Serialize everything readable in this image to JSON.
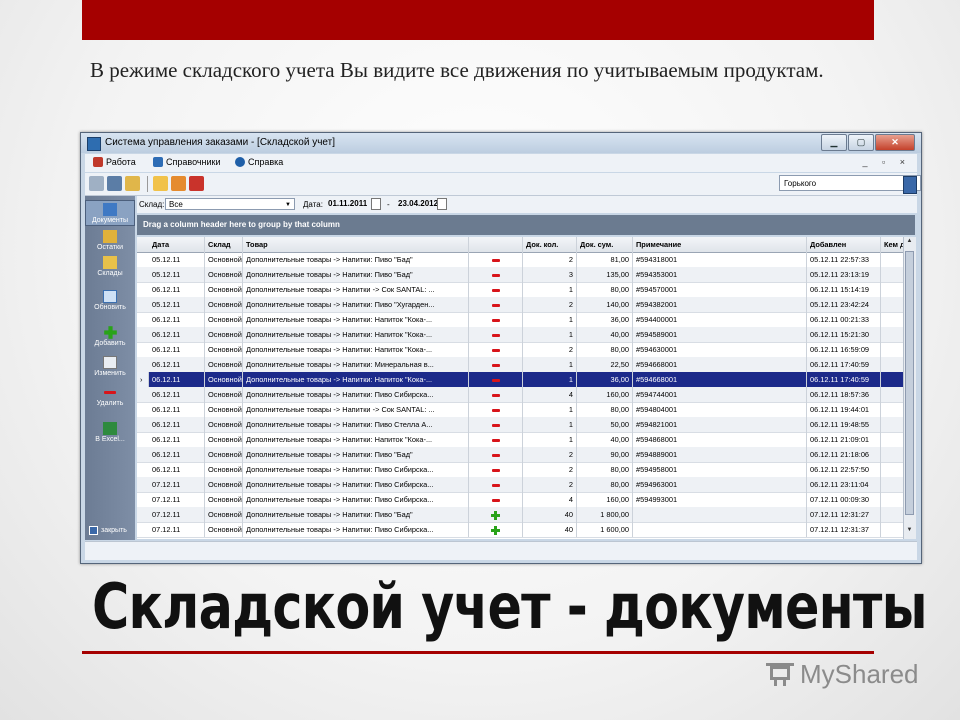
{
  "slide": {
    "subtitle": "В режиме складского учета Вы видите все движения по учитываемым продуктам.",
    "title": "Складской учет - документы",
    "brand": "MyShared"
  },
  "app": {
    "window_title": "Система управления заказами - [Складской учет]",
    "window_buttons": [
      "▁",
      "▢",
      "✕"
    ],
    "menu": [
      {
        "label": "Работа",
        "icon": "work-icon"
      },
      {
        "label": "Справочники",
        "icon": "references-icon"
      },
      {
        "label": "Справка",
        "icon": "help-icon"
      }
    ],
    "mdi_controls": "_ ▫ ×",
    "style_select": "Горького",
    "filter": {
      "warehouse_label": "Склад:",
      "warehouse_value": "Все",
      "date_label": "Дата:",
      "date_from": "01.11.2011",
      "date_sep": "-",
      "date_to": "23.04.2012"
    },
    "group_hint": "Drag a column header here to group by that column",
    "sidebar": [
      {
        "label": "Документы",
        "icon": "documents-icon",
        "active": true
      },
      {
        "label": "Остатки",
        "icon": "balance-icon"
      },
      {
        "label": "Склады",
        "icon": "warehouses-icon"
      },
      {
        "label": "Обновить",
        "icon": "refresh-icon"
      },
      {
        "label": "Добавить",
        "icon": "add-icon"
      },
      {
        "label": "Изменить",
        "icon": "edit-icon"
      },
      {
        "label": "Удалить",
        "icon": "delete-icon"
      },
      {
        "label": "В Excel...",
        "icon": "excel-icon"
      },
      {
        "label": "закрыть",
        "icon": "close-panel-icon"
      }
    ],
    "columns": [
      "Дата",
      "Склад",
      "Товар",
      "",
      "Док. кол.",
      "Док. сум.",
      "Примечание",
      "Добавлен",
      "Кем добавлен"
    ],
    "rows": [
      {
        "date": "05.12.11",
        "store": "Основной",
        "item": "Дополнительные товары -> Напитки: Пиво \"Бад\"",
        "op": "minus",
        "qty": "2",
        "sum": "81,00",
        "note": "#594318001",
        "added": "05.12.11 22:57:33",
        "by": ""
      },
      {
        "date": "05.12.11",
        "store": "Основной",
        "item": "Дополнительные товары -> Напитки: Пиво \"Бад\"",
        "op": "minus",
        "qty": "3",
        "sum": "135,00",
        "note": "#594353001",
        "added": "05.12.11 23:13:19",
        "by": ""
      },
      {
        "date": "06.12.11",
        "store": "Основной",
        "item": "Дополнительные товары -> Напитки -> Сок SANTAL: ...",
        "op": "minus",
        "qty": "1",
        "sum": "80,00",
        "note": "#594570001",
        "added": "06.12.11 15:14:19",
        "by": ""
      },
      {
        "date": "05.12.11",
        "store": "Основной",
        "item": "Дополнительные товары -> Напитки: Пиво \"Хугарден...",
        "op": "minus",
        "qty": "2",
        "sum": "140,00",
        "note": "#594382001",
        "added": "05.12.11 23:42:24",
        "by": ""
      },
      {
        "date": "06.12.11",
        "store": "Основной",
        "item": "Дополнительные товары -> Напитки: Напиток \"Кока-...",
        "op": "minus",
        "qty": "1",
        "sum": "36,00",
        "note": "#594400001",
        "added": "06.12.11 00:21:33",
        "by": ""
      },
      {
        "date": "06.12.11",
        "store": "Основной",
        "item": "Дополнительные товары -> Напитки: Напиток \"Кока-...",
        "op": "minus",
        "qty": "1",
        "sum": "40,00",
        "note": "#594589001",
        "added": "06.12.11 15:21:30",
        "by": ""
      },
      {
        "date": "06.12.11",
        "store": "Основной",
        "item": "Дополнительные товары -> Напитки: Напиток \"Кока-...",
        "op": "minus",
        "qty": "2",
        "sum": "80,00",
        "note": "#594630001",
        "added": "06.12.11 16:59:09",
        "by": ""
      },
      {
        "date": "06.12.11",
        "store": "Основной",
        "item": "Дополнительные товары -> Напитки: Минеральная в...",
        "op": "minus",
        "qty": "1",
        "sum": "22,50",
        "note": "#594668001",
        "added": "06.12.11 17:40:59",
        "by": ""
      },
      {
        "date": "06.12.11",
        "store": "Основной",
        "item": "Дополнительные товары -> Напитки: Напиток \"Кока-...",
        "op": "minus",
        "qty": "1",
        "sum": "36,00",
        "note": "#594668001",
        "added": "06.12.11 17:40:59",
        "by": "",
        "selected": true
      },
      {
        "date": "06.12.11",
        "store": "Основной",
        "item": "Дополнительные товары -> Напитки: Пиво Сибирска...",
        "op": "minus",
        "qty": "4",
        "sum": "160,00",
        "note": "#594744001",
        "added": "06.12.11 18:57:36",
        "by": ""
      },
      {
        "date": "06.12.11",
        "store": "Основной",
        "item": "Дополнительные товары -> Напитки -> Сок SANTAL: ...",
        "op": "minus",
        "qty": "1",
        "sum": "80,00",
        "note": "#594804001",
        "added": "06.12.11 19:44:01",
        "by": ""
      },
      {
        "date": "06.12.11",
        "store": "Основной",
        "item": "Дополнительные товары -> Напитки: Пиво Стелла А...",
        "op": "minus",
        "qty": "1",
        "sum": "50,00",
        "note": "#594821001",
        "added": "06.12.11 19:48:55",
        "by": ""
      },
      {
        "date": "06.12.11",
        "store": "Основной",
        "item": "Дополнительные товары -> Напитки: Напиток \"Кока-...",
        "op": "minus",
        "qty": "1",
        "sum": "40,00",
        "note": "#594868001",
        "added": "06.12.11 21:09:01",
        "by": ""
      },
      {
        "date": "06.12.11",
        "store": "Основной",
        "item": "Дополнительные товары -> Напитки: Пиво \"Бад\"",
        "op": "minus",
        "qty": "2",
        "sum": "90,00",
        "note": "#594889001",
        "added": "06.12.11 21:18:06",
        "by": ""
      },
      {
        "date": "06.12.11",
        "store": "Основной",
        "item": "Дополнительные товары -> Напитки: Пиво Сибирска...",
        "op": "minus",
        "qty": "2",
        "sum": "80,00",
        "note": "#594958001",
        "added": "06.12.11 22:57:50",
        "by": ""
      },
      {
        "date": "07.12.11",
        "store": "Основной",
        "item": "Дополнительные товары -> Напитки: Пиво Сибирска...",
        "op": "minus",
        "qty": "2",
        "sum": "80,00",
        "note": "#594963001",
        "added": "06.12.11 23:11:04",
        "by": ""
      },
      {
        "date": "07.12.11",
        "store": "Основной",
        "item": "Дополнительные товары -> Напитки: Пиво Сибирска...",
        "op": "minus",
        "qty": "4",
        "sum": "160,00",
        "note": "#594993001",
        "added": "07.12.11 00:09:30",
        "by": ""
      },
      {
        "date": "07.12.11",
        "store": "Основной",
        "item": "Дополнительные товары -> Напитки: Пиво \"Бад\"",
        "op": "plus",
        "qty": "40",
        "sum": "1 800,00",
        "note": "",
        "added": "07.12.11 12:31:27",
        "by": ""
      },
      {
        "date": "07.12.11",
        "store": "Основной",
        "item": "Дополнительные товары -> Напитки: Пиво Сибирска...",
        "op": "plus",
        "qty": "40",
        "sum": "1 600,00",
        "note": "",
        "added": "07.12.11 12:31:37",
        "by": ""
      }
    ],
    "selected_marker": "›",
    "colors": {
      "accent_red": "#a50000",
      "selection": "#1c2a8a",
      "minus": "#d8141a",
      "plus": "#29a319"
    }
  }
}
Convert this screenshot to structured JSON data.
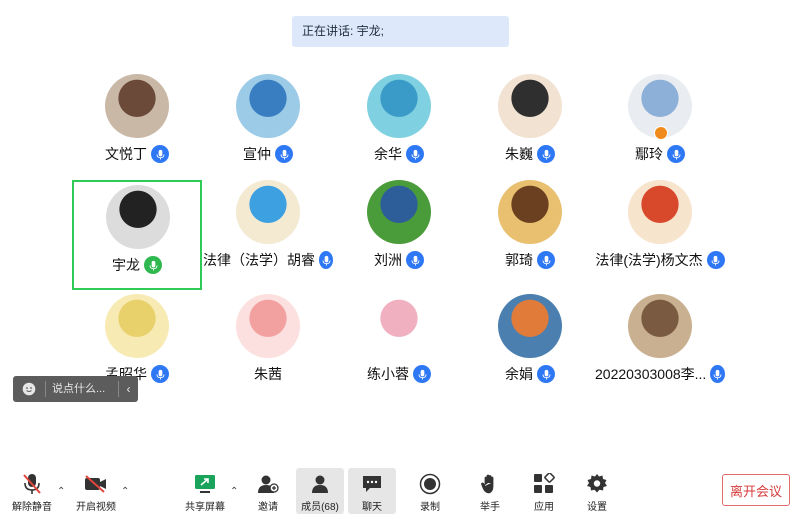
{
  "speaking": {
    "text": "正在讲话: 宇龙;"
  },
  "participants": [
    {
      "name": "文悦丁",
      "mic": "blue",
      "avatar_color": "#6b4a3a",
      "bg": "#c9b8a6"
    },
    {
      "name": "宣仲",
      "mic": "blue",
      "avatar_color": "#3a7ec2",
      "bg": "#9ccbe8"
    },
    {
      "name": "余华",
      "mic": "blue",
      "avatar_color": "#3a9bc8",
      "bg": "#7fd0e0"
    },
    {
      "name": "朱巍",
      "mic": "blue",
      "avatar_color": "#2f2f2f",
      "bg": "#f2e2d2"
    },
    {
      "name": "鄢玲",
      "mic": "blue",
      "avatar_color": "#8cb0d8",
      "bg": "#e9edf2",
      "host": true
    },
    {
      "name": "宇龙",
      "mic": "green",
      "avatar_color": "#222",
      "bg": "#dcdcdc",
      "active": true
    },
    {
      "name": "法律（法学）胡睿",
      "mic": "blue",
      "avatar_color": "#3da0e0",
      "bg": "#f4ead2"
    },
    {
      "name": "刘洲",
      "mic": "blue",
      "avatar_color": "#2d5e9a",
      "bg": "#4a9b3a"
    },
    {
      "name": "郭琦",
      "mic": "blue",
      "avatar_color": "#6b4020",
      "bg": "#e8c070"
    },
    {
      "name": "法律(法学)杨文杰",
      "mic": "blue",
      "avatar_color": "#d8492b",
      "bg": "#f6e4cc"
    },
    {
      "name": "孟昭华",
      "mic": "blue",
      "avatar_color": "#e8d16a",
      "bg": "#f7eab3"
    },
    {
      "name": "朱茜",
      "mic": "none",
      "avatar_color": "#f2a0a0",
      "bg": "#fce0e0"
    },
    {
      "name": "练小蓉",
      "mic": "blue",
      "avatar_color": "#f0b0c0",
      "bg": "#ffffff"
    },
    {
      "name": "余娟",
      "mic": "blue",
      "avatar_color": "#e07b3a",
      "bg": "#4a7fb0"
    },
    {
      "name": "20220303008李...",
      "mic": "blue",
      "avatar_color": "#7a5a40",
      "bg": "#c8b090"
    }
  ],
  "chat_input": {
    "placeholder": "说点什么..."
  },
  "toolbar": {
    "unmute": "解除静音",
    "video": "开启视频",
    "share": "共享屏幕",
    "invite": "邀请",
    "members": "成员(68)",
    "chat": "聊天",
    "record": "录制",
    "raise_hand": "举手",
    "apps": "应用",
    "settings": "设置",
    "leave": "离开会议"
  }
}
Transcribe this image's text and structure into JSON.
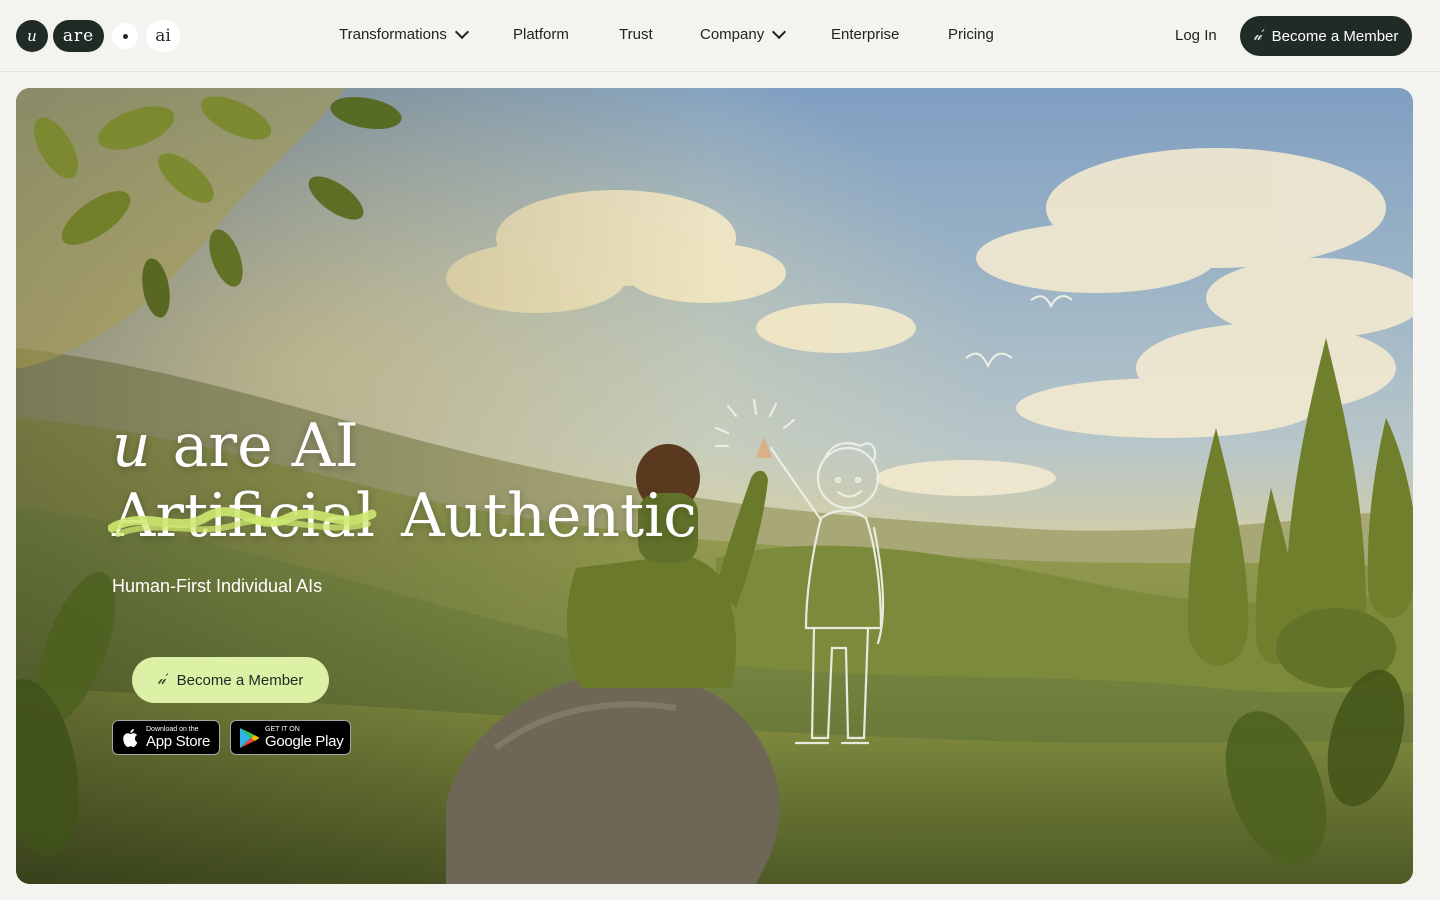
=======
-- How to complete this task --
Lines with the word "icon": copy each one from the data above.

-- Task result --
        "icon": "work-icon"
        "icon": "references-icon"
        "icon": "help-icon"
        "icon": "documents-icon",
        "icon": "balance-icon"
        "icon": "warehouses-icon"
        "icon": "refresh-icon"
        "icon": "add-icon"
        "icon": "edit-icon"
        "icon": "delete-icon"
        "icon": "excel-icon"
        "icon": "close-panel-icon"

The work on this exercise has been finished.